The short-staffed Court did manage to reach unanimity in two other major cases dealing not with the power of government institutions but with the power of voters and constituents. In Evenwel v. Abbott, the Court rejected an attempt to reinterpret “one-person, one-vote” to require that election districts be drawn with equal numbers of eligible voters, as opposed to the standard practice of equalizing total population. Justice Alito’s concurring opinion called attention to the fact that “fight[s] over apportionment” have always been about “naked power,” and that this case was no exception. The transparent political stakes of counting only eligible voters would be to suppress the voting power of urban areas with large populations of noncitizens and hence to shift power from Democrats to Republicans. In McDonnell v. United States, the Court overturned the corruption conviction of the former governor of Virginia, who had accepted gifts from a business owner in exchange for political favors.
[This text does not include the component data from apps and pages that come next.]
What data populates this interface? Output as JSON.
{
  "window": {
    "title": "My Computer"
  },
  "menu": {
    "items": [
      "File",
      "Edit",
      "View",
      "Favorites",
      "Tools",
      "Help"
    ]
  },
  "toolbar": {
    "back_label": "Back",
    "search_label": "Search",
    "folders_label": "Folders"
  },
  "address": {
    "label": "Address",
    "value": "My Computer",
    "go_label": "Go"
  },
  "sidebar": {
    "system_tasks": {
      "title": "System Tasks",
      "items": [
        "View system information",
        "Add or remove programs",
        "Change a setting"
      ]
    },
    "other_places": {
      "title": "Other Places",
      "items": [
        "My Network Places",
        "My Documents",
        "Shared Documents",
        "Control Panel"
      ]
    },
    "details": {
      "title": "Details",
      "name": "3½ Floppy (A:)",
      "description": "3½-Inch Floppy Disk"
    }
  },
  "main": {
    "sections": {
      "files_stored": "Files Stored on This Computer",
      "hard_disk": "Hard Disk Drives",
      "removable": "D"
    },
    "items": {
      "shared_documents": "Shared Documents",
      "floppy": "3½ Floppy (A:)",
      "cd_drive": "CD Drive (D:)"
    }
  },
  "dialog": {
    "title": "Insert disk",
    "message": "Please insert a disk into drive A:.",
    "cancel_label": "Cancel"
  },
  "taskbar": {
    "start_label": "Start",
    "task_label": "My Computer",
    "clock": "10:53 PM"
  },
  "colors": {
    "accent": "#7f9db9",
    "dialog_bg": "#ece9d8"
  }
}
The broader question implicated by the case, signaled by the defendant’s reliance on Citizens United, is what kind of government influence wealthy individuals and groups will, or must, be allowed to buy, and what uses of public power for private ends will be considered “corrupt.”
And then there were a number of other cases that might not seem to have anything to do with political or governmental power, but — as this Foreword will suggest — should be understood as of a piece. In Friedrichs v. California Teachers Ass’n, the Court came within a vote of doing away with mandatory representation fees and thereby decimating public sector unions. Given the role that unions have played in the political mobilization of workers and in making government responsive to the preferences of the poor and middle class, the consequence of that decision would have been greater inequality not just of economic power but also of political power. The two major constitutional rights cases from Texas, Whole Woman’s Health v. Hellerstedt, striking down parts of the state’s restrictive abortion law, and Fisher v. University of Texas at Austin, upholding its race-conscious college admissions program, can also be viewed as cases about political power. Judicial intervention on behalf of the socioeconomic opportunity and against the subordination of women and racial minorities can be understood, on the Carolene Products model, as compensating for a lack of political power while at the same time contributing to the empowerment of these groups.
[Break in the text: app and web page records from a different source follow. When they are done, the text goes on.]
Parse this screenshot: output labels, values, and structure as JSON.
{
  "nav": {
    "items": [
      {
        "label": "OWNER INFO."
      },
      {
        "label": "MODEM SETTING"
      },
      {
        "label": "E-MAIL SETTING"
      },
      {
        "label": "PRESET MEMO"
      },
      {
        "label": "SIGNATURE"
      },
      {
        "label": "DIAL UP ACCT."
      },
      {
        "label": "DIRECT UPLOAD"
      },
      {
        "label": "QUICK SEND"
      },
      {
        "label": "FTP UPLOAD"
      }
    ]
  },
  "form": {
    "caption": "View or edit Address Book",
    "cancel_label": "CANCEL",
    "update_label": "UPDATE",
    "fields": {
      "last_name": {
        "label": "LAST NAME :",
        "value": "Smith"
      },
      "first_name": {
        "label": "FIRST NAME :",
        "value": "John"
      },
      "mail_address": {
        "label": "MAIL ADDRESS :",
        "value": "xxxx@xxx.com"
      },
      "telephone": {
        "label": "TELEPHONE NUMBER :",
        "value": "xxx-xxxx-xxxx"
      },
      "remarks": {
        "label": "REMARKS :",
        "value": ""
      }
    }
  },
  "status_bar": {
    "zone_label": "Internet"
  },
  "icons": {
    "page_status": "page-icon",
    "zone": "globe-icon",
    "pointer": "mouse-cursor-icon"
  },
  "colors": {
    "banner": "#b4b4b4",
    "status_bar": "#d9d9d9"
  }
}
These half-dozen cases would conventionally be viewed as raising very different kinds of constitutional concerns and assigned to separate categories of structure, democracy, and rights. The ambition of the pages that follow is to show how those categories and the apparently disparate array of legal and political controversies they contain might be integrated into a more cohesive and normatively compelling vision of power in public law.
* Vice-Dean and David Boies Professor of Law, New York University School of Law. Thanks to Adam Cox, Barry Friedman, David Garland, Heather Gerken, Jack Goldsmith, David Golove, Moshe Halbertal, Don Herzog, Dan Hulsebosch, Mike Klarman, Liz Magill, John Manning, Rick Pildes, Eric Posner, Daphna Renan, Ben Sachs, Adam Samaha, David Schleicher, Ganesh Sitaraman, Nick Stephanopoulos, David Strauss, and to Liam Murphy, Jeremy Waldron, and participants in their NYU Colloquium in Legal, Political, and Social Philosophy, for helpful comments and suggestions. Thanks also to Ameneh Bordi, Nicolas Duque-Franco, Jake Karr, Daniel Loehr, and Annmarie Zell for invaluable research assistance.